"Looking at the volume of the water that has been removed and the current stability of the current breach, I think the team is much more comfortable than we were yesterday," Hopes said Sunday (April 4), according to the Bradenton Herald. "With the addition of the pumps ... I think we're going to be in an even better position." As of April 4, less than 300 million gallons (1.1 billion liters) of water remained in the leaking pond, the Tampa Bay Times reported.

Although the wastewater from the leaking pond is not expected to be toxic, the sudden infusion of phosphorus and nitrogen into Tampa Bay could wreak havoc on local plants and wildlife.

For example, pollutants from lawn fertilizers, septic tanks and agricultural waste have fueled algal blooms in the Indian River Lagoon, an estuary on Florida's Atlantic coast, coating the water's surface with muck that prevents light from reaching seagrasses below, National Geographic reported. When those seagrasses died, it caused a ripple effect through the entire ecosystem and left manatees with too little food to survive. 

In the wake of the Piney Point disaster, "algae blooms followed by fish kills are the most likely thing," Matthew Pasek, a geoscience professor at the University of South Florida, told Axios. "It's going to impact the food chain further down the line, too. It's unlikely to cause human damage, but there's going to be a pretty stinky bay for a while."

The Piney Point reservoir has leaked several times in the past, according to the Bradenton Herald. In 2003, about 250 million gallons (950 million liters) of wastewater was dumped into the Gulf of Mexico to prevent an overflow at the reservoir, and in 2011, a pond breach sent a surge of wastewater into Bishop Harbor.

Originally published on Live Science.

Nicoletta Lanese
Channel Editor, Health

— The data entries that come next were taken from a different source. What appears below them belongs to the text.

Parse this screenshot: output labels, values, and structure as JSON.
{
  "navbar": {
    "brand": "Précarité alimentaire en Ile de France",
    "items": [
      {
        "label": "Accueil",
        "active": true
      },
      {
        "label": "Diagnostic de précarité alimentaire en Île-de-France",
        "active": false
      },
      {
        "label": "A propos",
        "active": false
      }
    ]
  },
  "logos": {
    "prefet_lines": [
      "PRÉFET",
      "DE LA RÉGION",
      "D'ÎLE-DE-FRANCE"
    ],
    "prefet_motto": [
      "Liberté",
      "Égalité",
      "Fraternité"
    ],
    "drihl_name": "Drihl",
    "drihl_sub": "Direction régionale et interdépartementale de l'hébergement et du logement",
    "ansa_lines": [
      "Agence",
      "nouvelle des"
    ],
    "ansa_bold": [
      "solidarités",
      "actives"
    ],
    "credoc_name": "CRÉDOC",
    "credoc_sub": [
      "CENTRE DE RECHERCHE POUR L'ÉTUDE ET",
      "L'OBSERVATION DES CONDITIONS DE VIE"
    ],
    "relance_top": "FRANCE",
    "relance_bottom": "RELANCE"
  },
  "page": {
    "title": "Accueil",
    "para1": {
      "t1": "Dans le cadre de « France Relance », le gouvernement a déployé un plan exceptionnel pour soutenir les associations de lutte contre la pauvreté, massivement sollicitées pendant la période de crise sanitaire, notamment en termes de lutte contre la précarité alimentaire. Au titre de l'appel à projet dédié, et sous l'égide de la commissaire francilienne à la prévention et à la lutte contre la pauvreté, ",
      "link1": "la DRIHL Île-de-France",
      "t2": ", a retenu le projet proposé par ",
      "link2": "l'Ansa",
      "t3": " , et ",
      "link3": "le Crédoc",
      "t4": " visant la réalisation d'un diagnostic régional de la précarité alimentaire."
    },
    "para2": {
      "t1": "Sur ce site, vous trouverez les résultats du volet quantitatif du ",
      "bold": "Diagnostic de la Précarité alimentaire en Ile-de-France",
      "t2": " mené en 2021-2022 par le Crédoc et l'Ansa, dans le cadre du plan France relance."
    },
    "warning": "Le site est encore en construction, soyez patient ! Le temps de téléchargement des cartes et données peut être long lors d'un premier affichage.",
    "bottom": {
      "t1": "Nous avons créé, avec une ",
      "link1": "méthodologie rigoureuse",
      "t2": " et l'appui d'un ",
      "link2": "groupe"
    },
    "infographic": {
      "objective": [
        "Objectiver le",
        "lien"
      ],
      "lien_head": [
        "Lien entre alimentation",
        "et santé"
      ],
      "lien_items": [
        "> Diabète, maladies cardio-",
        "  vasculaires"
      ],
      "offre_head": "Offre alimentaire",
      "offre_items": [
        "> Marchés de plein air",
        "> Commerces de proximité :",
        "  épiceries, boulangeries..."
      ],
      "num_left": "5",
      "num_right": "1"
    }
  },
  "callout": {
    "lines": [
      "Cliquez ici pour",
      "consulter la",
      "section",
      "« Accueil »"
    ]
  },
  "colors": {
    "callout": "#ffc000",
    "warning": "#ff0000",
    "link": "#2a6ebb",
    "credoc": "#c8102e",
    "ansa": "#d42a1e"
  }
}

Nicoletta Lanese is the health channel editor at Live Science and was previously a news editor and staff writer at the site. She holds a graduate certificate in science communication from UC Santa Cruz and degrees in neuroscience and dance from the University of Florida. Her work has appeared in The Scientist, Science News, the Mercury News, Mongabay and Stanford Medicine Magazine, among other outlets. Based in NYC, she also remains heavily involved in dance and performs in local choreographers' work.